Tesco's failure to persuade the people of Tolworth of the merits of a superstore could be the cue for a village of flatpack box-like homes to ease the housing demand crisis.
The site at Tolworth, which has been empty since it was bought from the Ministry of Agriculture, Food and Fisheries in 2002 would be one of the dream homes for the portable, stackable Y-cube homes.
Councillor Tricia Bamford, Kingston Council's member for better homes, said: "I think it is a good idea when there's a desperate need for housing, particularly for single people who might need help along the way.
"We haven't talked about specifics or where. We think we would like to try that given there's success in other areas."
Tony Arbour, Conservative London Assembly member, said: "They came up to City Hall and made a presentation.
"Part of that site is pretty derelict and inevitably it will be used but whoever wants to use it has got to start from square one so I would have thought potentially it is a good idea."
Alison Gelder, chief executive of charity Housing Justice, said: "It is a brilliant idea, absolutely fantastic. There is such a need for affordable accommodation and it is so difficult for under 35s because of changes to the benefit system.
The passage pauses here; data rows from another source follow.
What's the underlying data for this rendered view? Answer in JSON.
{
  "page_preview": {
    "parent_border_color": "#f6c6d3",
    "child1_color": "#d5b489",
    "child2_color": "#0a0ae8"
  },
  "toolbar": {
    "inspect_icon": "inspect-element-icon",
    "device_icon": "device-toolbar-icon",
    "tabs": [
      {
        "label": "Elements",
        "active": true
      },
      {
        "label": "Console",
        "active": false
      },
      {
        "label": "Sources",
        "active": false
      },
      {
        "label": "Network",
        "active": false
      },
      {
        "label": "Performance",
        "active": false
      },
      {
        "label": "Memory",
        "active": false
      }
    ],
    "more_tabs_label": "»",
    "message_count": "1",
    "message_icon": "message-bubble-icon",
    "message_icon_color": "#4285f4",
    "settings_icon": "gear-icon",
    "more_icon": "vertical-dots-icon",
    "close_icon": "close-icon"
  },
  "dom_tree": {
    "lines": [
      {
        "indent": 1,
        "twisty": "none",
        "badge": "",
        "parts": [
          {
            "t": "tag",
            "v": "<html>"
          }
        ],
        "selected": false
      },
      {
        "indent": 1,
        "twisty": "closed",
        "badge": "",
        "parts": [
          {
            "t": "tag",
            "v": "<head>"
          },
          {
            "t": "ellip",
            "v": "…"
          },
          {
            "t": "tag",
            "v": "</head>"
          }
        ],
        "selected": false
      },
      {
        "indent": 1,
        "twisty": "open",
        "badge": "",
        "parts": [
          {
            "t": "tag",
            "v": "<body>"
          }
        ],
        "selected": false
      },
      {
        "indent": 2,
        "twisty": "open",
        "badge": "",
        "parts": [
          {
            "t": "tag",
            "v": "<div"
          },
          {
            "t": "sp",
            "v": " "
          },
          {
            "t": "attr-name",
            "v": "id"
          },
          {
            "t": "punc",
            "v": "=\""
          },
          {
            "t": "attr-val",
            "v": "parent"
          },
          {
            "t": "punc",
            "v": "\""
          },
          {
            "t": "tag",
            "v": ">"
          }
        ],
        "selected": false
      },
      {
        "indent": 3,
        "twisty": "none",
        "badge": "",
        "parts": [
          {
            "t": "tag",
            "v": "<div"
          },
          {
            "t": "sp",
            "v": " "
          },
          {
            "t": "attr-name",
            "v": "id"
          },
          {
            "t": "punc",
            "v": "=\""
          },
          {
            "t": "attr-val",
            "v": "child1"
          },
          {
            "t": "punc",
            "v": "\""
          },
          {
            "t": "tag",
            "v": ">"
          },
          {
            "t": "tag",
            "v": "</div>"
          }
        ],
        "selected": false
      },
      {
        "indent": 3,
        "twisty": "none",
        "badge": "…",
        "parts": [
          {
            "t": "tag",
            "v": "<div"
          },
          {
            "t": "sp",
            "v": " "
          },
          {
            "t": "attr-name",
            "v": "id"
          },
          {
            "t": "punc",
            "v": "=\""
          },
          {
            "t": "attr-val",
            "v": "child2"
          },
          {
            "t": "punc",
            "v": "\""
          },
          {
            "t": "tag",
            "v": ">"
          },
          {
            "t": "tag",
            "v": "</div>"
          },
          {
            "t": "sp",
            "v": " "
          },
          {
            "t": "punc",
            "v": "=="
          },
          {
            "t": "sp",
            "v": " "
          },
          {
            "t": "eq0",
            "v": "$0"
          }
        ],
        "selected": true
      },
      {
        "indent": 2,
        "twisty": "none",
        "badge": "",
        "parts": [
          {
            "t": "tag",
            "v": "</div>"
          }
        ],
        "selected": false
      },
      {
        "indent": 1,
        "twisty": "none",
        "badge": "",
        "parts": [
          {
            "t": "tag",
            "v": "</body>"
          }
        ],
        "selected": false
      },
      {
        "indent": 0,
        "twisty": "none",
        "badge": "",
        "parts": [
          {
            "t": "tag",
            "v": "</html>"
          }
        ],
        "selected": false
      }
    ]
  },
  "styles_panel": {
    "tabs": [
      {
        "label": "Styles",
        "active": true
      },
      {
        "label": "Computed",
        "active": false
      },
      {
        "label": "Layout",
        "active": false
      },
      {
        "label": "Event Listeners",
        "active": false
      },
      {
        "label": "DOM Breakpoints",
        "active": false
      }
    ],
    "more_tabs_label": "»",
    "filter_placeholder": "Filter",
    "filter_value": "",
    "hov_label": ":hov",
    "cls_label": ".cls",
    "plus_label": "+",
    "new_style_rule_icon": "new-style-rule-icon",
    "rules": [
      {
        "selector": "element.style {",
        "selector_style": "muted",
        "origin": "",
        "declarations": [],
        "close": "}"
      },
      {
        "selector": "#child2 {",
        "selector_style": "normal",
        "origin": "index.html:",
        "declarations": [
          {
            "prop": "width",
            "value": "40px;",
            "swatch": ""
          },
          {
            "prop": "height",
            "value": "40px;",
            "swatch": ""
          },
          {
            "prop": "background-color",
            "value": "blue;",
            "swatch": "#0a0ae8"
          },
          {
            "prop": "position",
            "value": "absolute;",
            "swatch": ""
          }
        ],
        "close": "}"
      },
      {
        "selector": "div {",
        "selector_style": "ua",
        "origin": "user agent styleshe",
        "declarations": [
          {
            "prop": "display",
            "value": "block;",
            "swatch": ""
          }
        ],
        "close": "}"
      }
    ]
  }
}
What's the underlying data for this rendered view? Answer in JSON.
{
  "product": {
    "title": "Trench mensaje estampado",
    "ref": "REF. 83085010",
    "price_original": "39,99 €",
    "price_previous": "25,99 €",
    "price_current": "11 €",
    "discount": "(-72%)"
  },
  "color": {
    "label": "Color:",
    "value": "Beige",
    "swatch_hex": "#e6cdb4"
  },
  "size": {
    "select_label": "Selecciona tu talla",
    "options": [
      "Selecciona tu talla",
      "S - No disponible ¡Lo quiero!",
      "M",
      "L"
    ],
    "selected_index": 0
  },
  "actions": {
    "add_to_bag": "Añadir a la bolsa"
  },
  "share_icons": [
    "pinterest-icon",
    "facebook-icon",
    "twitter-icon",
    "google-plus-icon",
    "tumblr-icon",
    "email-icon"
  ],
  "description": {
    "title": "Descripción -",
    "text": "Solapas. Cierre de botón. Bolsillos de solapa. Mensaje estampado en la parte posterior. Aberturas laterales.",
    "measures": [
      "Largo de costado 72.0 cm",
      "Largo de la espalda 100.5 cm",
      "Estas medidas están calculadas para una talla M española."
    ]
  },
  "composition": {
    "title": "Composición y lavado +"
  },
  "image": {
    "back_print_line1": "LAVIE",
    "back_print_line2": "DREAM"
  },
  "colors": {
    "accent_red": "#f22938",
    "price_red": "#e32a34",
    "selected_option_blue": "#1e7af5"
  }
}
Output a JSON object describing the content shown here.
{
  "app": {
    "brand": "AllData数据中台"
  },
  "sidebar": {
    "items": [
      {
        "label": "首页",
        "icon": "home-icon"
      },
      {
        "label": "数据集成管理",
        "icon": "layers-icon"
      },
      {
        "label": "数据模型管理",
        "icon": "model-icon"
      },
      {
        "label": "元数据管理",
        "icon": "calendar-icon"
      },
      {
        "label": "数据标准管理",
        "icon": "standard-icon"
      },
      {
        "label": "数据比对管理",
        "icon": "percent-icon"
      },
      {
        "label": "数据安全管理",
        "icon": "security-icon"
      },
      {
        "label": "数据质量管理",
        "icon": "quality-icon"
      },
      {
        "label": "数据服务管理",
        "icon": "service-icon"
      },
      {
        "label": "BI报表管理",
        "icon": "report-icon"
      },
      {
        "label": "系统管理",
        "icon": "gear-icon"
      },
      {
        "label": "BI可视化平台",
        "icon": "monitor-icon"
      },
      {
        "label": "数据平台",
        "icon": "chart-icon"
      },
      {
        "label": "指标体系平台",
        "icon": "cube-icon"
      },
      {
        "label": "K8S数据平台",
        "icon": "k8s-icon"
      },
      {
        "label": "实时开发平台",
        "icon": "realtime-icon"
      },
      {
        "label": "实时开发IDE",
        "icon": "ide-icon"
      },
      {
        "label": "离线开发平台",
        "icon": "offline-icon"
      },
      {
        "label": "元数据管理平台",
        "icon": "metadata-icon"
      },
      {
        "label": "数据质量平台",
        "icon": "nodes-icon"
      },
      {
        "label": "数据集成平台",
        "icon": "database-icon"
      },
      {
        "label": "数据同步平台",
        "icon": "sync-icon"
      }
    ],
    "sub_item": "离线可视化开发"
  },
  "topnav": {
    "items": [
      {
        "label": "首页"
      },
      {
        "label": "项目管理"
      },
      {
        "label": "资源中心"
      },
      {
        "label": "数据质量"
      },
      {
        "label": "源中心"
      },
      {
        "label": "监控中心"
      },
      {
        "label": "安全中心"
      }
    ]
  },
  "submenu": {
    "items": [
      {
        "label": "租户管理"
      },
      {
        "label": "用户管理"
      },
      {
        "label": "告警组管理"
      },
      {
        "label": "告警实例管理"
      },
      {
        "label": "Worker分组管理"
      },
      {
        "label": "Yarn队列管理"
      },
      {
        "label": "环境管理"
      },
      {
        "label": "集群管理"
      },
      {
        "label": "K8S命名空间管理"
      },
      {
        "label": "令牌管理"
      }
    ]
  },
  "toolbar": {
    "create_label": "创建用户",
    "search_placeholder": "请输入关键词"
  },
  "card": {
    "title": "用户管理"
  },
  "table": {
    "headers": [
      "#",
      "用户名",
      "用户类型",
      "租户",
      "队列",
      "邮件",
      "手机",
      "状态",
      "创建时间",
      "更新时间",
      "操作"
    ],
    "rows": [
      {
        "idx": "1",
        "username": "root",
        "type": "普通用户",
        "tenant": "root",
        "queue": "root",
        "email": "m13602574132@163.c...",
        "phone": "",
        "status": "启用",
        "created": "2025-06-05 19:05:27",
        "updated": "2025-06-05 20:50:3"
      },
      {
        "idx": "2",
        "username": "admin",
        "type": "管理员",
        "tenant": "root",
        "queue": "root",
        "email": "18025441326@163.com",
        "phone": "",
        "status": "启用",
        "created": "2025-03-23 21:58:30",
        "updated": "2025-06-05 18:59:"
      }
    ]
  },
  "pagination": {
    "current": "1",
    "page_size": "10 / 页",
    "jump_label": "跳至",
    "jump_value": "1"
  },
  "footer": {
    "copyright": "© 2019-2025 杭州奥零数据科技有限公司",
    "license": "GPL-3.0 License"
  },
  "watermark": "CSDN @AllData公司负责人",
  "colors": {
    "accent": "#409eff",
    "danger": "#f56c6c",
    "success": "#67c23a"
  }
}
"If your choice was living there or a hostel or a shared house with people who you don't get on with I think you would definitely opt for your own front door and slightly less space.
"I'm sure there will be problems with NIMBYs because people always want to 'pull the ladder up afterward'."
Matt Hatton, of Kingston Churches Action on Homelessness, said: "I think the concept is fantastic as a way of providing accommodation for people who have been homeless.
"If there is a brownfield at Tolworth for a five-year or 10 year lease it would be great."
The portable homes look like shipping containers and are a tight 26sq m unit.
They have a lounge, kitchen facilities and bedroom with ensuite bathroom.
The charity says they are a cost-effective alternative for poor and homeless people who cannot afford to buy or rent privately.
Andy Redfearn, YMCA director of development, said the charity had held talks about bringing a scheme to Kingston – with the former Ministry site in Tolworth mooted as a potential site.
Mr Redfearn said: “We are having discussions with Kingston Council about how we can deliver a scheme in the borough.
“Officers are very keen to develop affordable housing and obviously Y:Cube does that.”
Tesco withdrew an application for a supermarket, hotel and 269 flats on the site next to the A3 earlier this month – the third time since 2002 it had scrapped plans following opposition from councillors and the public.
The supermarket giant has now ditched its supermarket plans altogether, and promised to create a residential-led development that would make a “major contribution to Kingston’s housing needs”.
Mr Redfearn said: “We have had conversations along with other housing providers to present some proposals to Tesco.
“We were asked for creative ideas to bring the site back into use, and one of our suggestions was the Y:Cube.
“No formal discussion has been had with Tesco. It was before we knew about Tesco pulling its supermarket application.”
Tesco has promised to consult on future plans later this year, and Mr Redfearn said the YMCA was “keen to be part of the discussions”.
The Y:Cube has been designed by architects Rogers Stirk Harbour and Partners, and will be offered to single people who are former YMCA residents or on the waiting list for a council home.
Each timber-made unit is constructed off-site, and can be stacked side by side or on top of each other – meaning whole developments could potentially be taken apart and relocated if needed.
At an estimated £45,000 a unit, the Y:Cube costs almost half the price of other housing developments, and each unit will be let at 65 per cent the normal market rent.
The prototype outside Wimbledon YMCA will be open to the public on Thursday, April 3, from 10am to 2pm.